The Supreme Administrative Court rendered the 105-Pan-59 Administrative Decision of February 4, 2016 (hereinafter, the “Decision”), holding that the provisions about default penalties under the Civil Code may apply mutatis mutandis to the total expense which shall be repaid by students receiving government scholarships and allowances if they fail to perform their obligation by passing the entrance examination and serving their obligated positions within the required period, provided that if the repayment is too high, the repayment may be reduced on a discretionary basis.
According to the facts underlying the Decision, the Appellant filed a complaint, alleging that since the Appellees, who had been students in its two-year police program and had graduated in June 2008 from the program, failed to pass the Special Police Examination and to be assigned to a position by December 31, 2010, the Appellant requested the Appellees to repay the entire cost they had caused during their study as students according to the provisions set forth in the admission flyers.
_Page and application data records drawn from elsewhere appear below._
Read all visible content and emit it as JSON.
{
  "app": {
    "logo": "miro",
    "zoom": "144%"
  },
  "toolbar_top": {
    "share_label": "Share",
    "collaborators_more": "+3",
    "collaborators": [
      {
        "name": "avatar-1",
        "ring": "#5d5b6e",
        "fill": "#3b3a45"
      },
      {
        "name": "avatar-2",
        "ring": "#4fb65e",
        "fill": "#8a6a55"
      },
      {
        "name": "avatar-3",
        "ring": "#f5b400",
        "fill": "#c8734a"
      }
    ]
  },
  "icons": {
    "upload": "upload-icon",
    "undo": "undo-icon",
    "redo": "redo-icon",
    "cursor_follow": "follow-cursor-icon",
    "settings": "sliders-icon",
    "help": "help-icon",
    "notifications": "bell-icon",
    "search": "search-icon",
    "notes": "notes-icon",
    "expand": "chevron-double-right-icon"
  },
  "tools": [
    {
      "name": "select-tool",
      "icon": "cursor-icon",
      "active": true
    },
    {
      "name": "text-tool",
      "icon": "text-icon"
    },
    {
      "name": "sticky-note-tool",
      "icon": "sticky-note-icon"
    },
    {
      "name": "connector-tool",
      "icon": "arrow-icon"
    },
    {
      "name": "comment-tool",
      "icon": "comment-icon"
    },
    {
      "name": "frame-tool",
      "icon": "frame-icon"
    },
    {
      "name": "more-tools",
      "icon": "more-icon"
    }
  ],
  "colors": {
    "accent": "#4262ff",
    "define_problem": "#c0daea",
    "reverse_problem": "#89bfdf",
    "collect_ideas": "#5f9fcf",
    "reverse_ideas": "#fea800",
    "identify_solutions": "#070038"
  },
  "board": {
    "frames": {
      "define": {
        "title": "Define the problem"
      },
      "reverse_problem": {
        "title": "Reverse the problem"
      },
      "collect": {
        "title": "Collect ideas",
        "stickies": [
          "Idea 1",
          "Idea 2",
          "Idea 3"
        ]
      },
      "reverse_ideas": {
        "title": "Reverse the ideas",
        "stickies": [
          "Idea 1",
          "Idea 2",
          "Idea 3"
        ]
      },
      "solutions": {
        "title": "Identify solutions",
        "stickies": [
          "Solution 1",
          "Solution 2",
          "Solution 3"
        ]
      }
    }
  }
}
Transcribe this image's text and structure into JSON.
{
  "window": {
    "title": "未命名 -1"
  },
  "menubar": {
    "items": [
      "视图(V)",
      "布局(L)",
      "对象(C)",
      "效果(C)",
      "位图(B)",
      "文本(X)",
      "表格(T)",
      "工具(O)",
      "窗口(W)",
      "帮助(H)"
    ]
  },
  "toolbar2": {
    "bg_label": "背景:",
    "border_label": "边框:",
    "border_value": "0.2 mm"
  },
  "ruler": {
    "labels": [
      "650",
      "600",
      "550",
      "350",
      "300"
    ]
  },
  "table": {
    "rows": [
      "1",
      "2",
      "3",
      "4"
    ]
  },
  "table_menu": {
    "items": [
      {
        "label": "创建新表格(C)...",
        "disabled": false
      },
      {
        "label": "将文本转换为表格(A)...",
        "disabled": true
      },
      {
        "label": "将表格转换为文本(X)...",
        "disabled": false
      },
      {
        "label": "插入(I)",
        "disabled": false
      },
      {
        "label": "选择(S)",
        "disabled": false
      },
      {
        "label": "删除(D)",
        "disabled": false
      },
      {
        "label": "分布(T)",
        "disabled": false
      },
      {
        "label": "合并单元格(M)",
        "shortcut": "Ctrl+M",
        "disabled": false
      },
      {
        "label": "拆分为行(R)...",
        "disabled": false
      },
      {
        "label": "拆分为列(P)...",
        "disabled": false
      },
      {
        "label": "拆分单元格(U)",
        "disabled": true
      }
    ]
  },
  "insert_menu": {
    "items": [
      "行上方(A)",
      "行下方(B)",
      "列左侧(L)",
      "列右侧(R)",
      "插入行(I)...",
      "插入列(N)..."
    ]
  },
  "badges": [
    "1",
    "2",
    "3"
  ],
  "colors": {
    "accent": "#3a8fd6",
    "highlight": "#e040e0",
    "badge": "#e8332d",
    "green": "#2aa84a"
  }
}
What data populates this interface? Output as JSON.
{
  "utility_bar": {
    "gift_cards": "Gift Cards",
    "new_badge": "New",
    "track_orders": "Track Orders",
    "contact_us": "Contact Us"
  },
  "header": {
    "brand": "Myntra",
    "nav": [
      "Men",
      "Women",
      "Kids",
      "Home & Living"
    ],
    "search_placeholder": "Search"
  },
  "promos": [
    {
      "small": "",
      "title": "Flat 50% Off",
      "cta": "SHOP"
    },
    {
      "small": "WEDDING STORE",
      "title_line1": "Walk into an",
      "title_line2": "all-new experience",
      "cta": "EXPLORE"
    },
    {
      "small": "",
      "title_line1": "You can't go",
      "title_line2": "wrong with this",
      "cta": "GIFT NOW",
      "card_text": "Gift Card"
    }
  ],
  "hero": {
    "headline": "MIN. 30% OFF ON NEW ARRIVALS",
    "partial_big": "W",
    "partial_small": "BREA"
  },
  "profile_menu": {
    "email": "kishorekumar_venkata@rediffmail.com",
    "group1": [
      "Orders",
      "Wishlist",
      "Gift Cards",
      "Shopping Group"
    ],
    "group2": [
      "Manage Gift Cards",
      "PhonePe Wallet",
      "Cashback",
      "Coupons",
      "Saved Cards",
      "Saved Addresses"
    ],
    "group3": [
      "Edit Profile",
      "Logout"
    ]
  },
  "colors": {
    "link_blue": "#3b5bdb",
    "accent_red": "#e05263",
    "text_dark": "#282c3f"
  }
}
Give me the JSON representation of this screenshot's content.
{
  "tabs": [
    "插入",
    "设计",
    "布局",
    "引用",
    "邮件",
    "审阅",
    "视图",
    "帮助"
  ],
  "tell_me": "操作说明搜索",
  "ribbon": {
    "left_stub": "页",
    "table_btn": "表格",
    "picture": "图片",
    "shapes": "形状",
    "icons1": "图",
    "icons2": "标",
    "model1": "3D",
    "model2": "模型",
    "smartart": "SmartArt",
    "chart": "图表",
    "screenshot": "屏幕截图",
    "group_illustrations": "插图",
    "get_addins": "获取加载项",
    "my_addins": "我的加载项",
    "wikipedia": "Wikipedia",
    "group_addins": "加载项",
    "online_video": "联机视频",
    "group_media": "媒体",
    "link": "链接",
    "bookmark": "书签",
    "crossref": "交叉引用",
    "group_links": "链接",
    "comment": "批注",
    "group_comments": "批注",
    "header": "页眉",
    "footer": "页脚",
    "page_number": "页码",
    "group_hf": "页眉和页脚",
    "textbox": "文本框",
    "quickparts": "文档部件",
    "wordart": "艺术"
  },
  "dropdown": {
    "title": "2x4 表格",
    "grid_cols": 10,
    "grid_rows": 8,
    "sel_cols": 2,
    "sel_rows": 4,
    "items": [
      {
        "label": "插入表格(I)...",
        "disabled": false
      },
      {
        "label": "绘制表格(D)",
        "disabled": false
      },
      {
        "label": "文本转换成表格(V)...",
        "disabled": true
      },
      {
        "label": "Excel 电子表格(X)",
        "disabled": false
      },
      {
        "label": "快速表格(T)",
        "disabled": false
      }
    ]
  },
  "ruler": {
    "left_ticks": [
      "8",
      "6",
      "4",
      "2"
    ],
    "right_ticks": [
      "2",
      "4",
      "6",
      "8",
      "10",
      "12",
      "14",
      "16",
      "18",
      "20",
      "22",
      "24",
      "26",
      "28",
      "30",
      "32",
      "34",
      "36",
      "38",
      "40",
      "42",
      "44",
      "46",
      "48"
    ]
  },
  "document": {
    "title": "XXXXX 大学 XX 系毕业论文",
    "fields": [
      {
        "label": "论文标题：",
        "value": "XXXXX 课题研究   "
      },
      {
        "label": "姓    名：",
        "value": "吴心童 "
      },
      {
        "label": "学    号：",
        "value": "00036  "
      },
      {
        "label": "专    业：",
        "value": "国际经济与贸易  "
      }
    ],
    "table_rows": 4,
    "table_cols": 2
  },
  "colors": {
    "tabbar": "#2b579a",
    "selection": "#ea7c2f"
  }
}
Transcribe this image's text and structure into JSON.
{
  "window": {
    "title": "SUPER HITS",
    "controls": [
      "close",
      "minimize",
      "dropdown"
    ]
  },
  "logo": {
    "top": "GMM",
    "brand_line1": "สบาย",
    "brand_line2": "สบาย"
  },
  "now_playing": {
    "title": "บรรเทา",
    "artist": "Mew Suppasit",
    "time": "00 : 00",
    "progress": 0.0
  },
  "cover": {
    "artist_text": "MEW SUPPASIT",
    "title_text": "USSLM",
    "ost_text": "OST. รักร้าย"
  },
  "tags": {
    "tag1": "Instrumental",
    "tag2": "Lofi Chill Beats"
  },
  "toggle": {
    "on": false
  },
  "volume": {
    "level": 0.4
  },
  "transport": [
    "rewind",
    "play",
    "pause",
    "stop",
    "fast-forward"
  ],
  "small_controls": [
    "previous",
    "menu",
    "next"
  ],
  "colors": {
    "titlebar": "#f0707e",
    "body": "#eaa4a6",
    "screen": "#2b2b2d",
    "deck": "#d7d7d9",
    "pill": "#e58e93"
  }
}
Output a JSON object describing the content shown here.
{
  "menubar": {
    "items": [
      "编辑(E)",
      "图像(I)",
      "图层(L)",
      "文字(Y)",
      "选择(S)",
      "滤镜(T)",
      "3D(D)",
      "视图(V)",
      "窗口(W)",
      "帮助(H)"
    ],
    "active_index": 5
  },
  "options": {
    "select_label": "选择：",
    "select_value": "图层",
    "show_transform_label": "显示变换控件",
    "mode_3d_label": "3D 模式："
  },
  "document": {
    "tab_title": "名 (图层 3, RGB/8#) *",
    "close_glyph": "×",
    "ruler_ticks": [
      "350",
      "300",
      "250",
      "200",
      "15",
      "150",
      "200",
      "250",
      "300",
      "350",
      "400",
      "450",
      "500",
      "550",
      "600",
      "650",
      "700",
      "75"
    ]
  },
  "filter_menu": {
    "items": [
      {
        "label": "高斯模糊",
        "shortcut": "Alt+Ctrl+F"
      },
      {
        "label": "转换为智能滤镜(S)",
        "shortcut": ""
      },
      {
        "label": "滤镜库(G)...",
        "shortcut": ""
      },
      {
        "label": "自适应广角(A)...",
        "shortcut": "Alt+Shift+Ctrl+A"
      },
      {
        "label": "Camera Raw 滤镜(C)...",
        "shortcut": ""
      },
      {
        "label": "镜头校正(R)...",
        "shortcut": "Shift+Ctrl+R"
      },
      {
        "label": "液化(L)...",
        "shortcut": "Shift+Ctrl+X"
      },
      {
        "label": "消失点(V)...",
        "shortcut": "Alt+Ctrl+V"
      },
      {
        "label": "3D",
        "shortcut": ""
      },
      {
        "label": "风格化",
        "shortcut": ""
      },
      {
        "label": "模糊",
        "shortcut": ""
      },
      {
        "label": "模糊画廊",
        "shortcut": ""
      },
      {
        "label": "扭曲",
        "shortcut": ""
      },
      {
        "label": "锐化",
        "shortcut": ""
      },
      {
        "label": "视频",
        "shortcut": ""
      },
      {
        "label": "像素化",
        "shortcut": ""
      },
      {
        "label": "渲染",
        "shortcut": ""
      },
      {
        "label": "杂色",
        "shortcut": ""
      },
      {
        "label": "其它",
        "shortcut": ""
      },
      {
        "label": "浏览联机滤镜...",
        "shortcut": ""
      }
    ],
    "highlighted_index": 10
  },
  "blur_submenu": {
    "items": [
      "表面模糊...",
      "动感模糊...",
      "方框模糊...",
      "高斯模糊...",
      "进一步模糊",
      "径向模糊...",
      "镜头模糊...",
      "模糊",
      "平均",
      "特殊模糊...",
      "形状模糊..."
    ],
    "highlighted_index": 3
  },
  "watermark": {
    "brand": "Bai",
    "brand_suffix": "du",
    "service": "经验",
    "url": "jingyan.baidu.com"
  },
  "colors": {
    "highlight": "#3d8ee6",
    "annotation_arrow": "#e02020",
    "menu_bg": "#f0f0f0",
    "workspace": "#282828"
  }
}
According to the Decision, Article 149 of the Administrative Procedure Law provides that in the absence of any relevant provision under an administrative contract, the provisions concerning default penalties under Article 250 through Article 252 of the Civil Code may apply mutatis mutandis. The Police Education Statute and all rules prescribed pursuant to its authorization do not stipulate when students receiving such education should pass the examination and be assigned to positions. In addition, they do not contain any relevant repayment provision concerning such liabilities. The major obligation of students receiving government scholarships and allowances is to work as police officers for a period of time after graduation. The “period by which they should pass the examination for police officers and be assigned to positions” is not the primary stipulation concerning their obligations. Since the nature is similar to the nature of default penalties under Article 250 of the Civil Code, relevant provisions concerning default penalties under the Civil Code may apply mutatis mutandis, including the provision that “if a portion of the obligations has been performed, the court my reduce the default penalty based on the benefit received by the obligee from the partial performance,” and “if the default penalty so stipulated is too high, the court may reduce it to an appropriate amount.” Therefore, the finding in the original decision was not erroneous.
Therefore, with respect to the original decision in which it was held that since the Appellees had not passed the examination to be assigned to their positions until three years and two years later after the required period expired, they shall respectively assume a default penalty equivalent to three fourths and two fourths of the repayment, since the original decisions was not unlawful, the Appellant’s appeal was rejected.